• Stored items from a collection:
BEGIN
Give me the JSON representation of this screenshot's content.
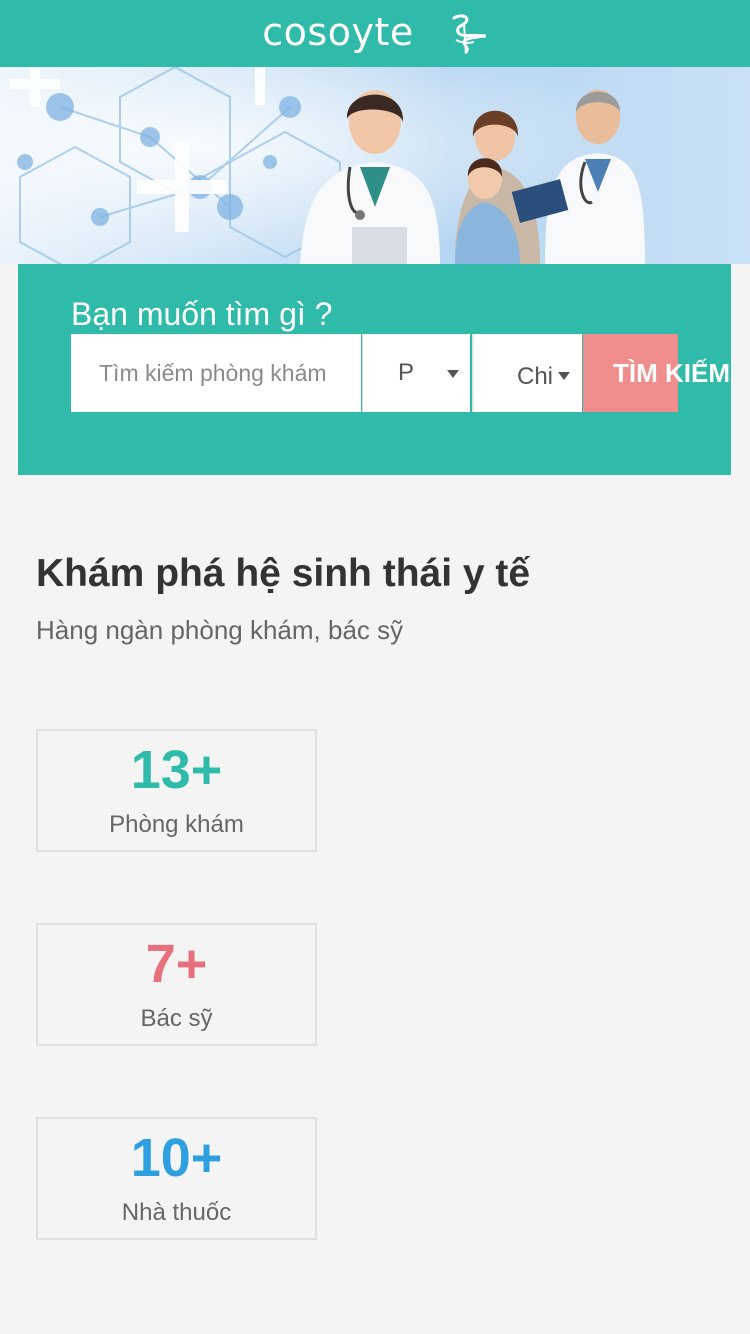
{
  "header": {
    "logo_text": "cosoyte",
    "logo_icon": "caduceus-icon",
    "background": "#2fbaa9"
  },
  "banner": {
    "image": "doctors-with-family-banner"
  },
  "search": {
    "title": "Bạn muốn tìm gì ?",
    "input_placeholder": "Tìm kiếm phòng khám",
    "select_1_value": "P",
    "select_2_value": "Chi",
    "button_label": "TÌM KIẾM",
    "button_color": "#f08d8d"
  },
  "explore": {
    "title": "Khám phá hệ sinh thái y tế",
    "subtitle": "Hàng ngàn phòng khám, bác sỹ",
    "stats": [
      {
        "value": "13+",
        "label": "Phòng khám",
        "color": "#2fbaa9"
      },
      {
        "value": "7+",
        "label": "Bác sỹ",
        "color": "#e8707c"
      },
      {
        "value": "10+",
        "label": "Nhà thuốc",
        "color": "#2e9fe0"
      }
    ]
  }
}
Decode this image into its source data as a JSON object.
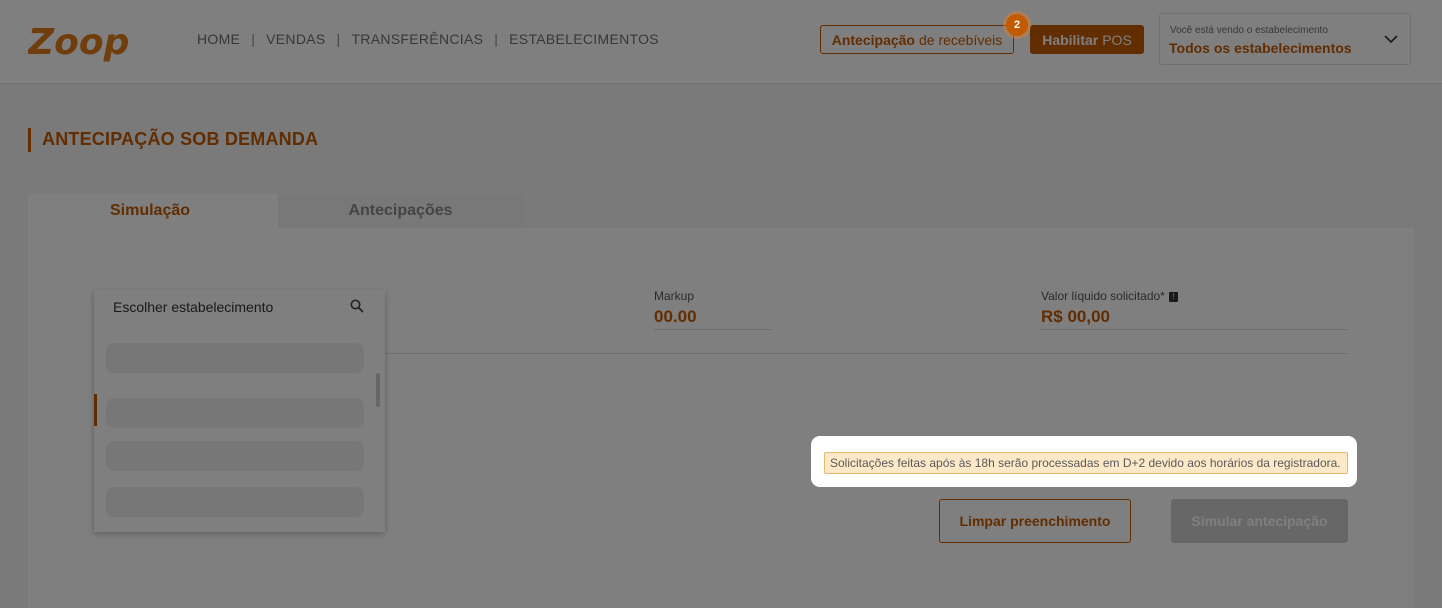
{
  "header": {
    "logo_text": "Zoop",
    "nav": [
      "HOME",
      "VENDAS",
      "TRANSFERÊNCIAS",
      "ESTABELECIMENTOS"
    ],
    "antecipacao_bold": "Antecipação",
    "antecipacao_rest": "de recebíveis",
    "notification_count": "2",
    "habilitar_bold": "Habilitar",
    "habilitar_rest": "POS",
    "estab_caption": "Você está vendo o estabelecimento",
    "estab_value": "Todos os estabelecimentos"
  },
  "page": {
    "title": "ANTECIPAÇÃO SOB DEMANDA",
    "tabs": [
      "Simulação",
      "Antecipações"
    ]
  },
  "form": {
    "markup_label": "Markup",
    "markup_value": "00.00",
    "valor_label": "Valor líquido solicitado*",
    "valor_value": "R$ 00,00"
  },
  "dropdown": {
    "search_placeholder": "Escolher estabelecimento"
  },
  "notice": "Solicitações feitas após às 18h serão processadas em D+2 devido aos horários da registradora.",
  "buttons": {
    "clear": "Limpar preenchimento",
    "simulate": "Simular antecipação"
  },
  "colors": {
    "brand": "#c45a00",
    "notice_bg": "#fde9c8",
    "overlay": "rgba(0,0,0,0.5)"
  },
  "icons": {
    "search": "search-icon",
    "chevron": "chevron-down-icon",
    "info": "info-icon"
  }
}
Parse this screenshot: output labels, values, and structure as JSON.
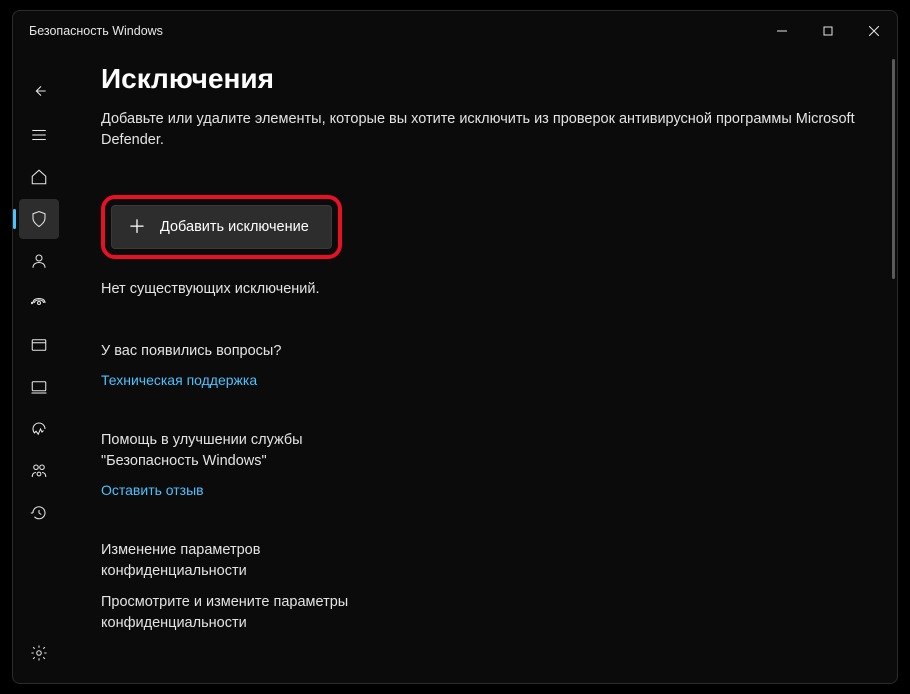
{
  "window": {
    "title": "Безопасность Windows"
  },
  "sidebar": {
    "items": [
      {
        "name": "menu-icon"
      },
      {
        "name": "home-icon"
      },
      {
        "name": "shield-icon"
      },
      {
        "name": "account-icon"
      },
      {
        "name": "firewall-icon"
      },
      {
        "name": "app-browser-icon"
      },
      {
        "name": "device-security-icon"
      },
      {
        "name": "device-performance-icon"
      },
      {
        "name": "family-icon"
      },
      {
        "name": "history-icon"
      }
    ]
  },
  "page": {
    "title": "Исключения",
    "description": "Добавьте или удалите элементы, которые вы хотите исключить из проверок антивирусной программы Microsoft Defender.",
    "add_button_label": "Добавить исключение",
    "empty_status": "Нет существующих исключений."
  },
  "help_section": {
    "heading": "У вас появились вопросы?",
    "link": "Техническая поддержка"
  },
  "feedback_section": {
    "heading": "Помощь в улучшении службы \"Безопасность Windows\"",
    "link": "Оставить отзыв"
  },
  "privacy_section": {
    "heading": "Изменение параметров конфиденциальности",
    "text": "Просмотрите и измените параметры конфиденциальности"
  }
}
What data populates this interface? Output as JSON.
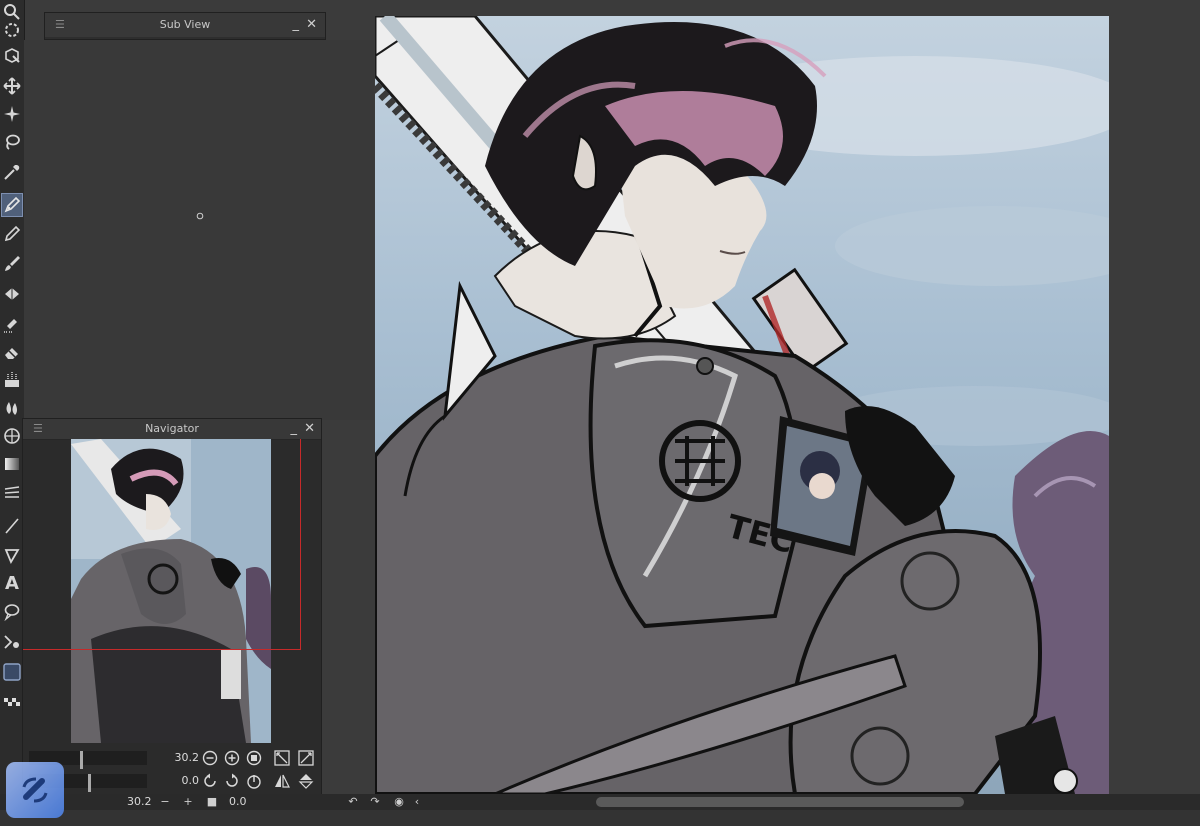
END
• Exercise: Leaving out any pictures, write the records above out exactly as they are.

• Output of the exercise:
Give me the JSON representation of this screenshot's content.
{
  "header": {
    "logo_text": "cosoyte",
    "logo_icon": "caduceus-icon",
    "background": "#2fbaa9"
  },
  "banner": {
    "image": "doctors-with-family-banner"
  },
  "search": {
    "title": "Bạn muốn tìm gì ?",
    "input_placeholder": "Tìm kiếm phòng khám",
    "select_1_value": "P",
    "select_2_value": "Chi",
    "button_label": "TÌM KIẾM",
    "button_color": "#f08d8d"
  },
  "explore": {
    "title": "Khám phá hệ sinh thái y tế",
    "subtitle": "Hàng ngàn phòng khám, bác sỹ",
    "stats": [
      {
        "value": "13+",
        "label": "Phòng khám",
        "color": "#2fbaa9"
      },
      {
        "value": "7+",
        "label": "Bác sỹ",
        "color": "#e8707c"
      },
      {
        "value": "10+",
        "label": "Nhà thuốc",
        "color": "#2e9fe0"
      }
    ]
  }
}
Decode this image into its source data as a JSON object.
{
  "header": {
    "logo_text": "Zoop",
    "nav": [
      "HOME",
      "VENDAS",
      "TRANSFERÊNCIAS",
      "ESTABELECIMENTOS"
    ],
    "antecipacao_bold": "Antecipação",
    "antecipacao_rest": "de recebíveis",
    "notification_count": "2",
    "habilitar_bold": "Habilitar",
    "habilitar_rest": "POS",
    "estab_caption": "Você está vendo o estabelecimento",
    "estab_value": "Todos os estabelecimentos"
  },
  "page": {
    "title": "ANTECIPAÇÃO SOB DEMANDA",
    "tabs": [
      "Simulação",
      "Antecipações"
    ]
  },
  "form": {
    "markup_label": "Markup",
    "markup_value": "00.00",
    "valor_label": "Valor líquido solicitado*",
    "valor_value": "R$ 00,00"
  },
  "dropdown": {
    "search_placeholder": "Escolher estabelecimento"
  },
  "notice": "Solicitações feitas após às 18h serão processadas em D+2 devido aos horários da registradora.",
  "buttons": {
    "clear": "Limpar preenchimento",
    "simulate": "Simular antecipação"
  },
  "colors": {
    "brand": "#c45a00",
    "notice_bg": "#fde9c8",
    "overlay": "rgba(0,0,0,0.5)"
  },
  "icons": {
    "search": "search-icon",
    "chevron": "chevron-down-icon",
    "info": "info-icon"
  }
}
Parse this screenshot: output labels, values, and structure as JSON.
{
  "window": {
    "title": "Безопасность Windows"
  },
  "sidebar": {
    "items": [
      {
        "name": "menu-icon"
      },
      {
        "name": "home-icon"
      },
      {
        "name": "shield-icon"
      },
      {
        "name": "account-icon"
      },
      {
        "name": "firewall-icon"
      },
      {
        "name": "app-browser-icon"
      },
      {
        "name": "device-security-icon"
      },
      {
        "name": "device-performance-icon"
      },
      {
        "name": "family-icon"
      },
      {
        "name": "history-icon"
      }
    ]
  },
  "page": {
    "title": "Исключения",
    "description": "Добавьте или удалите элементы, которые вы хотите исключить из проверок антивирусной программы Microsoft Defender.",
    "add_button_label": "Добавить исключение",
    "empty_status": "Нет существующих исключений."
  },
  "help_section": {
    "heading": "У вас появились вопросы?",
    "link": "Техническая поддержка"
  },
  "feedback_section": {
    "heading": "Помощь в улучшении службы \"Безопасность Windows\"",
    "link": "Оставить отзыв"
  },
  "privacy_section": {
    "heading": "Изменение параметров конфиденциальности",
    "text": "Просмотрите и измените параметры конфиденциальности"
  }
}
What data populates this interface? Output as JSON.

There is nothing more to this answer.